“Of the $49 billion currently spent on biodiversity protection worldwide, just 6% goes to Africa.”

In a 2021 study, Lindsey, Gandiwa, Parker and colleagues found that public-private partnerships can yield up to 14.6 times more funding than baseline state budgets for protected area management. One reason this model is so effective is because non-profit groups usually pursue diversified income streams — philanthropy, tourism, hunting, carbon credits, agribusiness and more. They are also seen as a trusted local institution by people in the global north to give funds to. “The private sector doesn’t want to invest if they think there’s a risk of corruption or mismanagement,” Morakinyo said. “But because we are in control and are accountable for delivery of things on the ground, we are removing what’s called ‘government risk.’” 

The ultimate goal, Morakinyo said, is to transform protected areas into self-sustaining economic engines that support the entire region. Public-private partnerships are not meant to last forever, though. As African countries become wealthier as a whole, the hope is that tax dollars can be used to fund conservation, and public-private partnerships will no longer be necessary. As Morakinyo said, “We’re trying to grab onto the wildlife and protect it until Africa is rich enough to not need models like ours.”  

A Unified Effort  

It’s not enough to just focus on protecting Africa’s officially designated national parks and reserves, because significant numbers of wildlife and habitat are found outside of those boundaries. Many species are also migratory, moving vast distances within or between countries. It’s imperative, then, that policymakers, conservationists and local leaders tackle the problem of sustainability on a landscape-level scale, with multiple nations working together. Otherwise, Africa will be left with disjointed islands of nature. “We cannot have myopic visions of only dealing with solutions that work for ourselves at the national level,” Gandiwa says. “We need to pool our resources together as a global community because your neighbor’s problem is your problem.” 

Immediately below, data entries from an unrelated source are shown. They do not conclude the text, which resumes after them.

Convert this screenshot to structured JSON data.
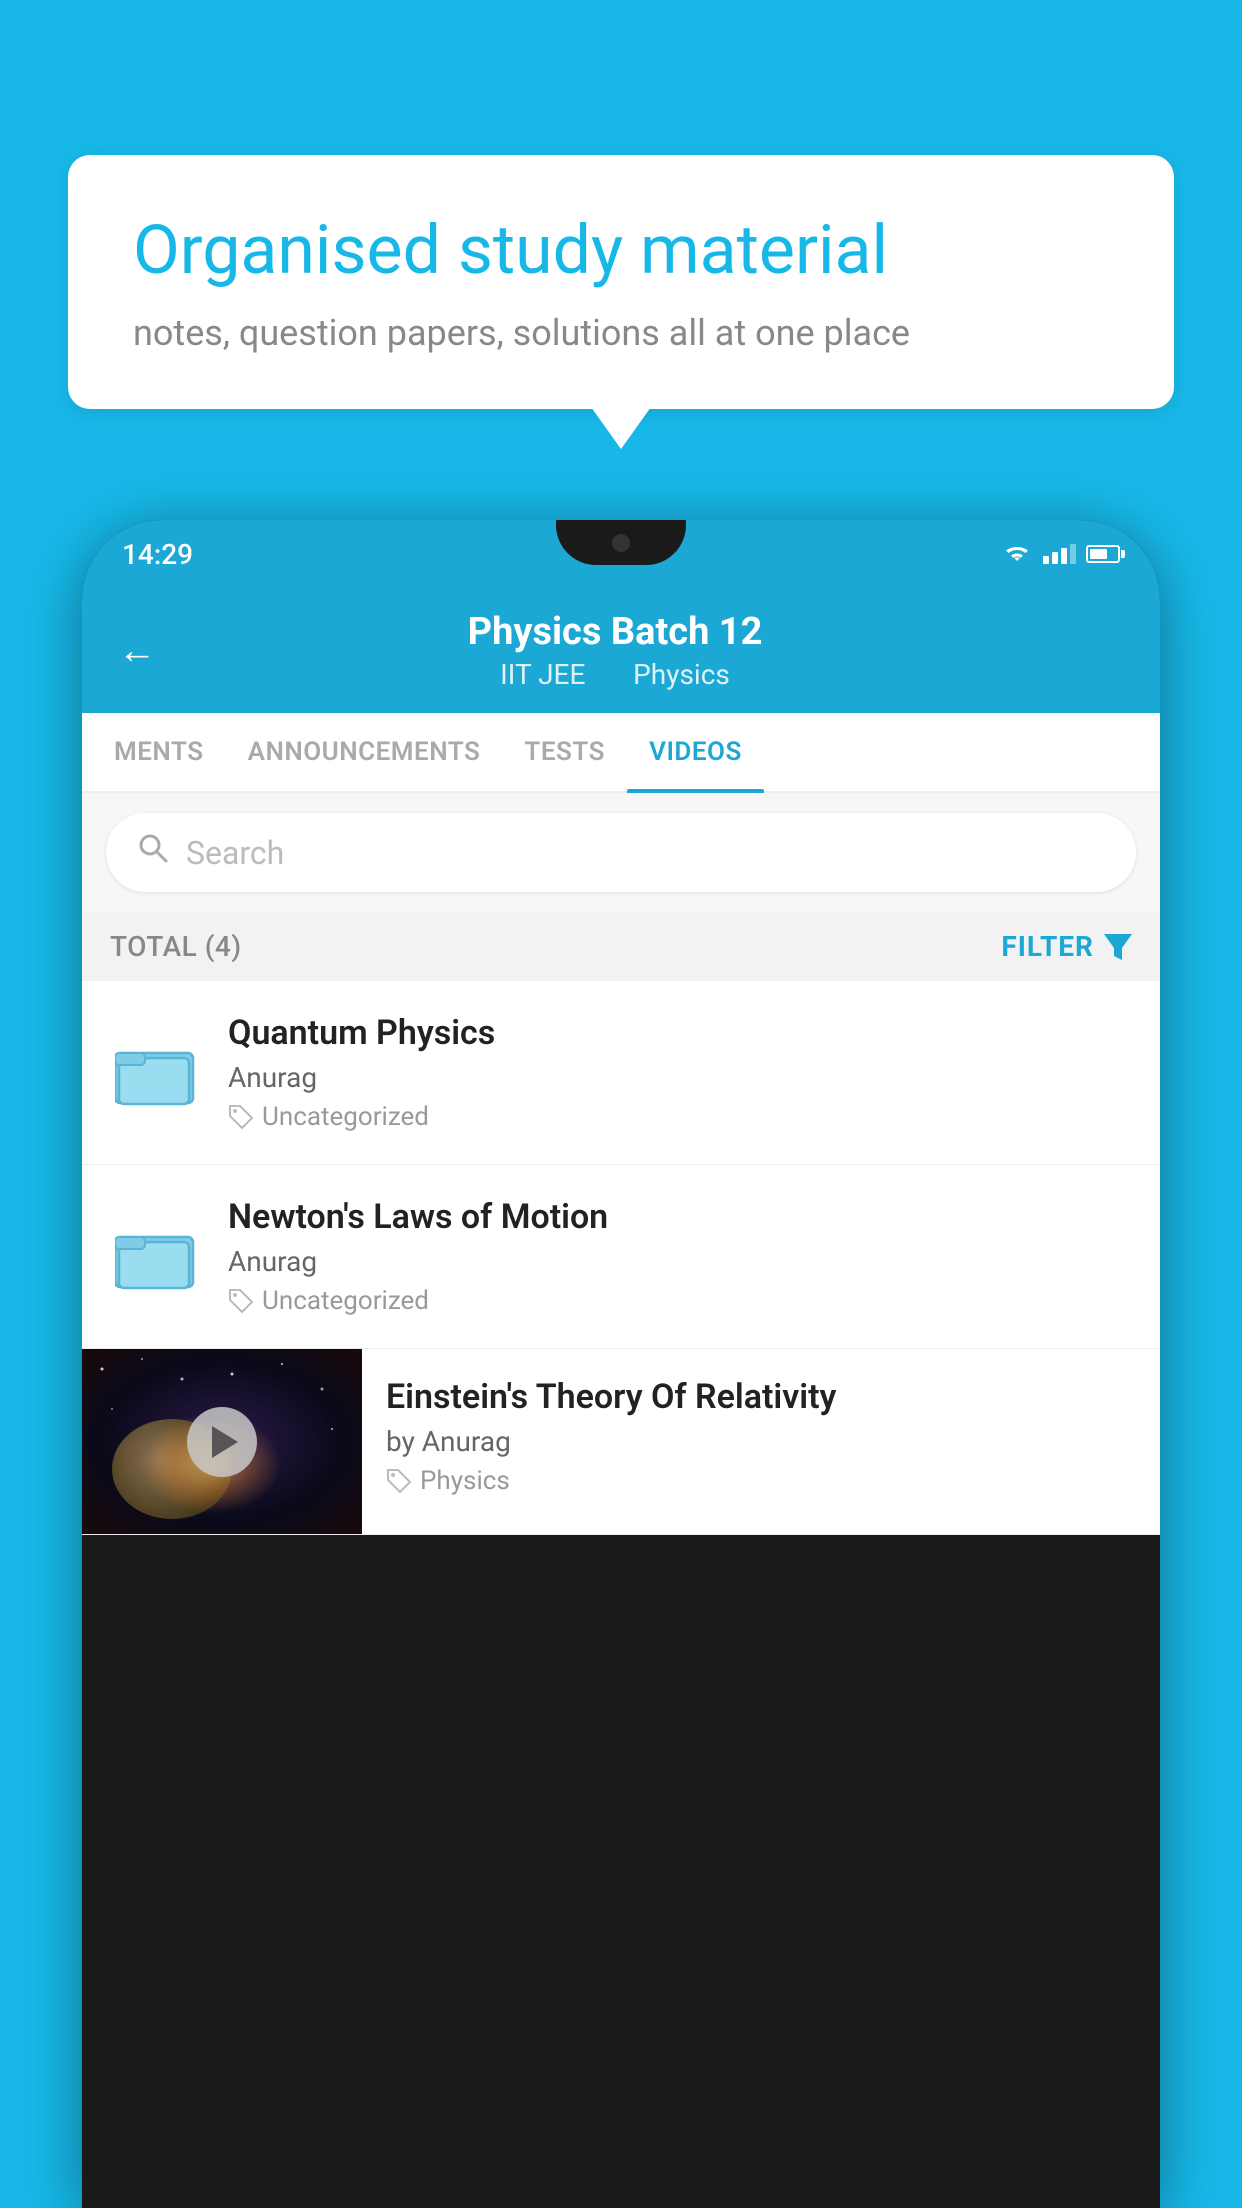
{
  "background_color": "#17b8e8",
  "speech_bubble": {
    "title": "Organised study material",
    "subtitle": "notes, question papers, solutions all at one place"
  },
  "phone": {
    "status_bar": {
      "time": "14:29"
    },
    "header": {
      "title": "Physics Batch 12",
      "subtitle_part1": "IIT JEE",
      "subtitle_part2": "Physics",
      "back_label": "←"
    },
    "tabs": [
      {
        "label": "MENTS",
        "active": false
      },
      {
        "label": "ANNOUNCEMENTS",
        "active": false
      },
      {
        "label": "TESTS",
        "active": false
      },
      {
        "label": "VIDEOS",
        "active": true
      }
    ],
    "search": {
      "placeholder": "Search"
    },
    "filter_bar": {
      "total_label": "TOTAL (4)",
      "filter_label": "FILTER"
    },
    "videos": [
      {
        "title": "Quantum Physics",
        "author": "Anurag",
        "tag": "Uncategorized",
        "type": "folder"
      },
      {
        "title": "Newton's Laws of Motion",
        "author": "Anurag",
        "tag": "Uncategorized",
        "type": "folder"
      },
      {
        "title": "Einstein's Theory Of Relativity",
        "author": "by Anurag",
        "tag": "Physics",
        "type": "thumbnail"
      }
    ]
  }
}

A real-world project using this approach is currently underway in Southern Africa. In 2011, five African heads of states — from Angola, Botswana, Namibia, Zambia and Zimbabwe — signed a treaty to establish KAZA, the world’s largest multinational terrestrial conservation area, about the size of California. KAZA is home to around half of Africa’s elephant population, a quarter of its wild dogs, 15% of its lions and 15% of the world’s wild cheetahs. Some 2.7 million people live there, and many benefit from community-bettering initiatives, tourism and infrastructure development. 

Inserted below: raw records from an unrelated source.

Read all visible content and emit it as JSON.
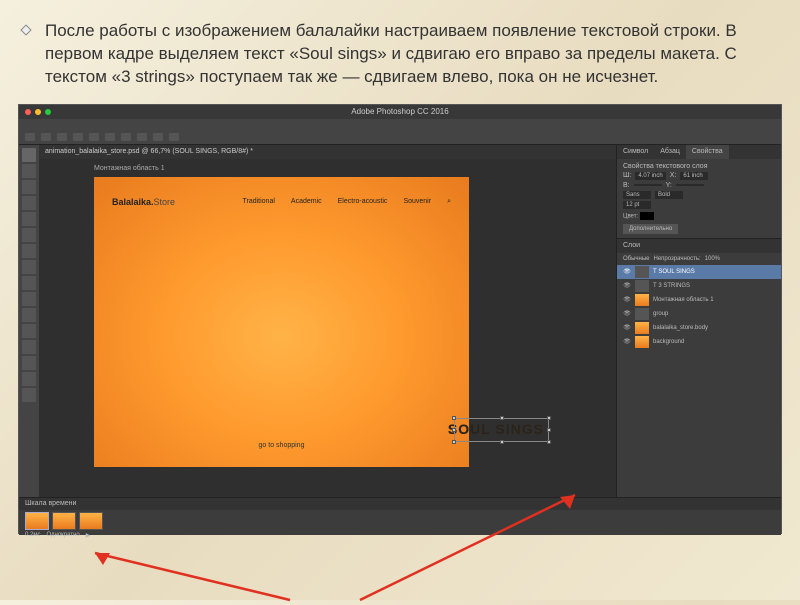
{
  "slide": {
    "bullet_text": "После работы с изображением балалайки настраиваем появление текстовой строки. В первом кадре выделяем текст «Soul sings» и сдвигаю его вправо за пределы макета. С текстом «3 strings» поступаем так же — сдвигаем влево, пока он не исчезнет."
  },
  "photoshop": {
    "title": "Adobe Photoshop CC 2016",
    "document_tab": "animation_balalaika_store.psd @ 66,7% (SOUL SINGS, RGB/8#) *",
    "artboard_label": "Монтажная область 1",
    "canvas": {
      "brand_main": "Balalaika.",
      "brand_sub": "Store",
      "nav": [
        "Traditional",
        "Academic",
        "Electro-acoustic",
        "Souvenir"
      ],
      "cta": "go to shopping",
      "hero_text": "SOUL SINGS"
    },
    "right_panels": {
      "tabs": [
        "Символ",
        "Абзац",
        "Свойства"
      ],
      "active_tab": "Свойства",
      "panel_title": "Свойства текстового слоя",
      "width_label": "Ш:",
      "width_val": "4.07 inch",
      "height_label": "В:",
      "x_label": "X:",
      "x_val": "61 inch",
      "y_label": "Y:",
      "font": "Sans",
      "weight": "Bold",
      "size": "12 pt",
      "btn": "Дополнительно"
    },
    "layers": {
      "title": "Слои",
      "mode": "Обычные",
      "opacity_label": "Непрозрачность:",
      "opacity": "100%",
      "items": [
        {
          "name": "Т SOUL SINGS",
          "selected": true
        },
        {
          "name": "Т 3 STRINGS",
          "selected": false
        },
        {
          "name": "Монтажная область 1",
          "selected": false
        },
        {
          "name": "group",
          "selected": false
        },
        {
          "name": "balalaika_store.body",
          "selected": false
        },
        {
          "name": "background",
          "selected": false
        }
      ]
    },
    "timeline": {
      "title": "Шкала времени",
      "frames": 3,
      "delay": "0,2мс",
      "loop": "Однократно"
    }
  }
}
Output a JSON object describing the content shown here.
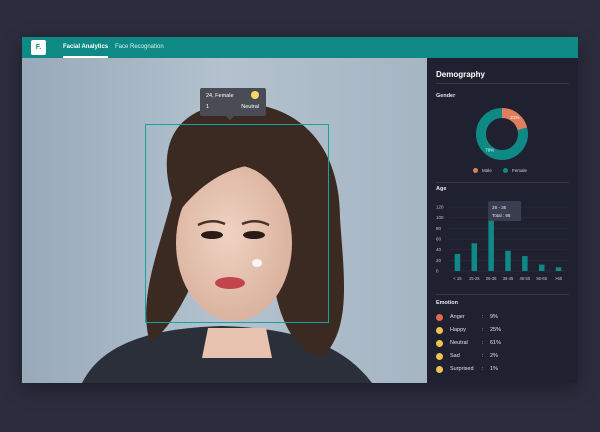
{
  "header": {
    "logo": "F.",
    "tabs": [
      {
        "label": "Facial Analytics",
        "active": true
      },
      {
        "label": "Face Recognation",
        "active": false
      }
    ]
  },
  "tooltip": {
    "line1": "24, Female",
    "face_id": "1",
    "emotion": "Neutral",
    "icon": "neutral-emoji-icon"
  },
  "panel": {
    "title": "Demography",
    "gender": {
      "label": "Gender",
      "male_label": "Male",
      "female_label": "Female",
      "male_pct": "21%",
      "female_pct": "79%"
    },
    "age": {
      "label": "Age"
    },
    "emotion": {
      "label": "Emotion",
      "items": [
        {
          "name": "Anger",
          "value": "9%",
          "color": "#e26b4f"
        },
        {
          "name": "Happy",
          "value": "25%",
          "color": "#f2c14e"
        },
        {
          "name": "Neutral",
          "value": "61%",
          "color": "#f2c14e"
        },
        {
          "name": "Sad",
          "value": "2%",
          "color": "#f2c14e"
        },
        {
          "name": "Surprised",
          "value": "1%",
          "color": "#f2c14e"
        }
      ]
    }
  },
  "colors": {
    "accent": "#0e8985",
    "male": "#e07f5b",
    "female": "#0e8985"
  },
  "chart_data": [
    {
      "type": "pie",
      "categories": [
        "Male",
        "Female"
      ],
      "values": [
        21,
        79
      ],
      "title": "Gender"
    },
    {
      "type": "bar",
      "title": "Age",
      "categories": [
        "< 15",
        "15-25",
        "26-35",
        "36-45",
        "46-55",
        "56-65",
        ">65"
      ],
      "values": [
        32,
        52,
        98,
        38,
        28,
        12,
        7
      ],
      "ylim": [
        0,
        120
      ],
      "yticks": [
        "120",
        "100",
        "80",
        "60",
        "40",
        "20",
        "0"
      ],
      "highlight": {
        "category": "26 - 35",
        "total_label": "Total : 98"
      },
      "grid": true
    }
  ]
}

Striking a balance between humans and nature is still a challenge, though. KAZA suffers from poaching, illegal logging and retaliatory killing of elephants and lions for coming into conflict with farmers and herders. Even so, it represents a significant step in the right direction in terms of joint management and audacious visions for conservation, said Nyambe Nyambe, executive director of the KAZA Secretariat in Kasane, Botswana. “A lot of mistakes will be made, but we will not learn if we don’t make mistakes.” 

Opportunities abound for replicating this model across the continent — but they will not be available forever. “Before you know it, you lose it,” Labuschagne said. “We’ve got to get the thinking, planning and ultimately governance right, because sustainability inherently requires a limitation of use.” 

While Lindsey suspects that “things are going to get really tough” in Africa for a few decades, he is confident that positive change can happen if the world realizes the extent of what is at stake and acts now. In 50 to 100 years, he and his colleagues hope that their children and grandchildren will see Africa emerge on the other side of today’s challenges with vast areas of habitat still intact for the benefit of all.